Last Updated: 20050427, sajSunday, May 29, 18:15 — 20:00
'The Rise of Digital Audio: The Good, the Bad, and the Ugly'
By Prof. Stanley P. Lipshitz
The Richard C. Heyser distinguished lecturer for the 118th AES Convention is Stanley P. Lipshitz. He is a professor in the departments of Applied Mathematics and of Physics at the University of Waterloo in Waterloo, Ontario, Canada. He is one of the founding members of the Audio Research Group, which conducts research in many areas of audio and electroacoustics. Lipshitz is a fellow of the Audio Engineering Society, a recipient of its Silver Medal for his research contributions to digital audio and of its Publication Award (jointly with John Vanderkooy and Robert Wannamaker) for a survey paper on quantization and dither in the Journal of the Audio Engineering Society. He has served as a governor of this Society and was its president in 1988-1989. Other society memberships include the IEEE, the Acoustical Society of America, and the Canadian Acoustical Association. He has presented numerous technical papers, on a wide range of topics, at conferences both in North America and overseas. As vice president of the Kitchener-Waterloo Chamber Music Society, he records and broadcasts about 50 local classical music concerts annually and has been doing so digitally for more than 20 years. Lipshitz's lecture is entitled "The Rise of Digital Audio: The Good, the Bad, and the Ugly."

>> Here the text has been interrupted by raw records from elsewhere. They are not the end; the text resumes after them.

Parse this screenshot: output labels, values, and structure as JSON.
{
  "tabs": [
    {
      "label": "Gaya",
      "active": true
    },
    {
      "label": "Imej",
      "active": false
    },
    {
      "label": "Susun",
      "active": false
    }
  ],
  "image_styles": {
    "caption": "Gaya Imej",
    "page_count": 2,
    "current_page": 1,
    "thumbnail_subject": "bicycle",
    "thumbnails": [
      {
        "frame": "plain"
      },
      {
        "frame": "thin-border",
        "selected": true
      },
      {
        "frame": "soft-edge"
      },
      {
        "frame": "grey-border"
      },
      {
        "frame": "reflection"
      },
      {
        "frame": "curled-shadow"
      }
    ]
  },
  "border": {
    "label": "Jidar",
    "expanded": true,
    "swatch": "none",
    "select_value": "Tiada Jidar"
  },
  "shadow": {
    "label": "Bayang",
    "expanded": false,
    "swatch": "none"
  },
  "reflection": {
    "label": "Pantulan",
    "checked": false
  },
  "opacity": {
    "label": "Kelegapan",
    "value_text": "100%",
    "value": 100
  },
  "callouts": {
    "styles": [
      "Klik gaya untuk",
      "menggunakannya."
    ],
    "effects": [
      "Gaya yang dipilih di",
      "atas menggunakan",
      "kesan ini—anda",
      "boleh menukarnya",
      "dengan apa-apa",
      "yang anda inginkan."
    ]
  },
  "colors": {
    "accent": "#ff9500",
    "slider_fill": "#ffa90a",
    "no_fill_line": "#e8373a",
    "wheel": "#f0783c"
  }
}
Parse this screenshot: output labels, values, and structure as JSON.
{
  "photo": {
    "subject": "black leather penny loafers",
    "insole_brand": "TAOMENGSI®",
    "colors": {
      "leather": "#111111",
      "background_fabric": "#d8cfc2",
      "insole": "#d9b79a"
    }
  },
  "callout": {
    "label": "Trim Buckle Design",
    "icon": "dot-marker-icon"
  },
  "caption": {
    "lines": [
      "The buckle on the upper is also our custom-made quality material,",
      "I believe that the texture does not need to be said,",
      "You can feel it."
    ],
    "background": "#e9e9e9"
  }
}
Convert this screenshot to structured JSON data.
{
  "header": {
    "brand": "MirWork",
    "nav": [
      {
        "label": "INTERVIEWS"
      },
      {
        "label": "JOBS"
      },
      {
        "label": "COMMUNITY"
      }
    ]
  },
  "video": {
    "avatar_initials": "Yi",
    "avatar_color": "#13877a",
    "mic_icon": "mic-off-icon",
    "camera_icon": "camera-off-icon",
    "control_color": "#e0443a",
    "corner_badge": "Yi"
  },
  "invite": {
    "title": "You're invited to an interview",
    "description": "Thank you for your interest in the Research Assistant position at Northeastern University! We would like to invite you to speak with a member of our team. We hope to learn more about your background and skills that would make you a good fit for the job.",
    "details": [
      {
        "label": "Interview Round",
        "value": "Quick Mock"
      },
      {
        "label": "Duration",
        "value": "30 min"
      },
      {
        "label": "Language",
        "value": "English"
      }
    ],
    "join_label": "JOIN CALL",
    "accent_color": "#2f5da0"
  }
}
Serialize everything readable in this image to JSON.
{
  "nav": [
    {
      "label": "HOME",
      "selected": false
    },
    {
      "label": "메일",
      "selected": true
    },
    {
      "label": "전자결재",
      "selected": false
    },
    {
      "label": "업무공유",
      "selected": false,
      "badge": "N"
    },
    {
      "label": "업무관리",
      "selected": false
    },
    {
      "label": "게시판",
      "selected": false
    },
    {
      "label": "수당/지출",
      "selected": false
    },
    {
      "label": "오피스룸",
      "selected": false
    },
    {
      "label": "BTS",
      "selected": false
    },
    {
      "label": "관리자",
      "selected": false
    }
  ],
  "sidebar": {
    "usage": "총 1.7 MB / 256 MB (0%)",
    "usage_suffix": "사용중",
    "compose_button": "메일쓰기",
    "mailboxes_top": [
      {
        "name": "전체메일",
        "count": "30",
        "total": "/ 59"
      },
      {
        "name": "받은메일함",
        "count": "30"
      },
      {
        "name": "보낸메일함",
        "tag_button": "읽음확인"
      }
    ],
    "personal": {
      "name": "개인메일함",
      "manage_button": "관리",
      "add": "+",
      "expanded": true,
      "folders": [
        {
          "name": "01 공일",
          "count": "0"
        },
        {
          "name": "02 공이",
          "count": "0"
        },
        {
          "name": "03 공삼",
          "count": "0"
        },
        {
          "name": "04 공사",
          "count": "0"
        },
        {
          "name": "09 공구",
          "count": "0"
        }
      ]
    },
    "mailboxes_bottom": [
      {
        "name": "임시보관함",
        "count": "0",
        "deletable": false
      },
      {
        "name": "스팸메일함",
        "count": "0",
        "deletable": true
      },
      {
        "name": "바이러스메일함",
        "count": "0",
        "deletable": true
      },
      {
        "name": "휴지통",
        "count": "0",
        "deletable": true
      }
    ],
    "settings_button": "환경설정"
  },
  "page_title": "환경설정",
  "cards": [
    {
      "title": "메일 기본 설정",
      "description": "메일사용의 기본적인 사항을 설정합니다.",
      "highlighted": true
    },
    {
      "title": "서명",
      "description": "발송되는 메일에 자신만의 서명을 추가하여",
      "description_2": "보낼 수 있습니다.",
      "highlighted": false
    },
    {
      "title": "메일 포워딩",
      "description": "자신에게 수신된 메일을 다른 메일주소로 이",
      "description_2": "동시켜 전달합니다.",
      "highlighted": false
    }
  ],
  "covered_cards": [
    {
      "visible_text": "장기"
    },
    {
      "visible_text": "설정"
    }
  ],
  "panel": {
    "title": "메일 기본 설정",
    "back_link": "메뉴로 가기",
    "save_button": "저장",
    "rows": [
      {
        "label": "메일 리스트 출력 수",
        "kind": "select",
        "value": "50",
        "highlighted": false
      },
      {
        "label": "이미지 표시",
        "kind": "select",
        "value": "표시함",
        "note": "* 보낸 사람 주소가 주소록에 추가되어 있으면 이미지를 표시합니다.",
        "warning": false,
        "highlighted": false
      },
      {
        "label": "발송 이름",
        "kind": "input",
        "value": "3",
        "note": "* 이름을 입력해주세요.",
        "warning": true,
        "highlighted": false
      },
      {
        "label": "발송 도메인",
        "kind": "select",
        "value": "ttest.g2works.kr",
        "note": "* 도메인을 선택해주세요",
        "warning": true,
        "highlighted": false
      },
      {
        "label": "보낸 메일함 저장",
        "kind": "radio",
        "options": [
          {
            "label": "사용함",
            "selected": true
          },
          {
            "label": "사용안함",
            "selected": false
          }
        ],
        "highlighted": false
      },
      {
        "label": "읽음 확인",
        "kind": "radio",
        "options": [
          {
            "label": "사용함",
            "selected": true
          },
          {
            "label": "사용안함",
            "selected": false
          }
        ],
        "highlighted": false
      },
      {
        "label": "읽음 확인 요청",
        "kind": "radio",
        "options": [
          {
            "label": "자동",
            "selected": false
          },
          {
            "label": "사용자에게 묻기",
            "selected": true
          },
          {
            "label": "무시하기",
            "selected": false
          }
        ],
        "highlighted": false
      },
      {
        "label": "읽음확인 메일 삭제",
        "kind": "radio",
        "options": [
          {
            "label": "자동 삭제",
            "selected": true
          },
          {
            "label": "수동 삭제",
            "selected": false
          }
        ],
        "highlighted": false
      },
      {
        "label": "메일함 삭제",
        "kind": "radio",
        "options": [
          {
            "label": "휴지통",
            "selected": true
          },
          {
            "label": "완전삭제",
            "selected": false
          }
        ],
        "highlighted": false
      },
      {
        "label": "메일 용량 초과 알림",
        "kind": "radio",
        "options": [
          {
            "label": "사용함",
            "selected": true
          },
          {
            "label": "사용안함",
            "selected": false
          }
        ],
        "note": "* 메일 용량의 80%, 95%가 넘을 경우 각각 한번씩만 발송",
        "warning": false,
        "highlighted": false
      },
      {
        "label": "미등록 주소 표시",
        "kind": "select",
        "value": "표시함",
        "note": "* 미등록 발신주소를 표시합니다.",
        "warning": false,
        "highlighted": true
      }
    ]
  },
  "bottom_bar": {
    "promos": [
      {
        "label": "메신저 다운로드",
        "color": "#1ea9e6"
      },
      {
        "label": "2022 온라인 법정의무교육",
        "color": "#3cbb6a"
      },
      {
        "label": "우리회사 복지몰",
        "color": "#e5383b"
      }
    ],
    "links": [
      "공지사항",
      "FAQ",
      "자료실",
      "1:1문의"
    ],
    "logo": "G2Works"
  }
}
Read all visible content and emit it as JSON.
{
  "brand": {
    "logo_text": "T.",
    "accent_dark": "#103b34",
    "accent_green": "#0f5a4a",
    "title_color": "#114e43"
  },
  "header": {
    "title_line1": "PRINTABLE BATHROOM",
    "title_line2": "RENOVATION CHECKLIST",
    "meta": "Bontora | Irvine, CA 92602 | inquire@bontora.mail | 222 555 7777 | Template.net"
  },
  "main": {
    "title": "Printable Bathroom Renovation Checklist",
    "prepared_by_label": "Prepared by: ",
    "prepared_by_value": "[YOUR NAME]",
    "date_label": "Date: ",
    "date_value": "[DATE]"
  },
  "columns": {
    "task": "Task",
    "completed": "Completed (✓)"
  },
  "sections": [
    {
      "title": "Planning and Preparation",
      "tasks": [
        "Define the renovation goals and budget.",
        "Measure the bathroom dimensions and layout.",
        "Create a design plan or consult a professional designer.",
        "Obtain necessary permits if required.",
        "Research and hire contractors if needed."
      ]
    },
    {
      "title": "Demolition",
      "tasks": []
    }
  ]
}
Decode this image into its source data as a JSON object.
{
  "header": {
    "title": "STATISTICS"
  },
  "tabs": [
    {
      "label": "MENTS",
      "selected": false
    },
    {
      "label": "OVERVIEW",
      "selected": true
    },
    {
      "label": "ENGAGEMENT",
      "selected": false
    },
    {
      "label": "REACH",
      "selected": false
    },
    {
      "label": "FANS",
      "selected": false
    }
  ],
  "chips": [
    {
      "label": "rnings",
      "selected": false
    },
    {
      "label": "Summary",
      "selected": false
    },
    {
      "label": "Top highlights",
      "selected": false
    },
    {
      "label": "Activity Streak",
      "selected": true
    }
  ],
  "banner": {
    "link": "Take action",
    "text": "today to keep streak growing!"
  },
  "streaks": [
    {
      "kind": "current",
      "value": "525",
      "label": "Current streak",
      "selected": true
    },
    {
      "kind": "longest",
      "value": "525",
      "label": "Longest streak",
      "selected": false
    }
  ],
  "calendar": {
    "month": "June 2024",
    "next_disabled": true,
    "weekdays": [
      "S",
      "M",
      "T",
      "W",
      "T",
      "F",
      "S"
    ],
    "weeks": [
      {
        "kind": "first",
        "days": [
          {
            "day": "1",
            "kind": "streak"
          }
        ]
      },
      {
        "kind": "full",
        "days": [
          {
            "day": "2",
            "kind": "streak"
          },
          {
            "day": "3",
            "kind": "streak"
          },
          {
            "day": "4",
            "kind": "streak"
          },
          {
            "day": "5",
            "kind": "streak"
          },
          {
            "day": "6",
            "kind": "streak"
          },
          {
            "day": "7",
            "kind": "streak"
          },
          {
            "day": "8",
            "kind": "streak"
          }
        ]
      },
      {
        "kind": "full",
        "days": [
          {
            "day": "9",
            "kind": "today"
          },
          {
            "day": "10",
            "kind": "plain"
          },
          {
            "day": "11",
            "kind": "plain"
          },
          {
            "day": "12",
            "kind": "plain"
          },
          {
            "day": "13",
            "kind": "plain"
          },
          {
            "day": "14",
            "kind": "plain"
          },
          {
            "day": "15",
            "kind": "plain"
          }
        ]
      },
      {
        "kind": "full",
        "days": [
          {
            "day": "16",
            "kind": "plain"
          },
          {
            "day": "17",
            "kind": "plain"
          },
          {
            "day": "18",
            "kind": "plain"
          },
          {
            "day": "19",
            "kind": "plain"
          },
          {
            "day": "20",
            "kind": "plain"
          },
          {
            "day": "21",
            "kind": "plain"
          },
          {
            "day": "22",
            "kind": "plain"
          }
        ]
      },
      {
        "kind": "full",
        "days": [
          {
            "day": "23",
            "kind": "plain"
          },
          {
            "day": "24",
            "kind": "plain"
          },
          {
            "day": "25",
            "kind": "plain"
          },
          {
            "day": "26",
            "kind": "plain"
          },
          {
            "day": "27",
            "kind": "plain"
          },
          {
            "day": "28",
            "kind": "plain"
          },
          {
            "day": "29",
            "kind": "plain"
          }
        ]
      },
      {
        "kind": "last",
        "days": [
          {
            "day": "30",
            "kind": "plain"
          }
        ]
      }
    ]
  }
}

Like any new technology, digital audio suffered some growing pains during its early years. Some of the early criticisms were the result of digital artifacts caused by imperfectly-working hardware, which needs a precision that was not, at the time, easily achieved and maintained in the field. Some were a consequence of badly-chosen software algorithms in the early digital editing systems. Some critics believed that digital audio systems were inherently flawed and less accurate than the best analog recording systems. Most audio engineers, on the other hand, believed that any audible deficiencies were not intrinsic, but were hardware- and software-related, and thus amenable to elimination by proper design and construction.
In this lecture I will reminisce about some of these early growing pains and discuss the "deficiencies," both real and imagined. I shall use musical examples taken from early CD releases to illustrate many of the real problems. Additional musical examples will illustrate their solutions, most of which follow from an understanding of the sampling and quantizing theorems, and what they tell us about representing and processing musical signals numerically. They have largely been implemented. Some imaginary deficiencies were thought to be the result of:
* The discontinuous nature of digital data compared with continuous (analog) musical data,
* A sampling rate that is inadequate to capture the subtler nuances of the music, and
* A word-length that is inadequate to resolve the smallest details of the sound.
Imaginary problems, of course, don't have real solutions! Why were these problems imaginary?
So, what is digital audio's current status? Have all the real dragons been slain or are some of them invincible? For example, do band-limiting antialiasing and reconstruction filters audibly degrade the signal's time-domain information? Are there any real problems left?
Lipshitz's presentation will be followed by a reception hosted by the AES Technical Council.
©2005 Audio Engineering Society, Inc.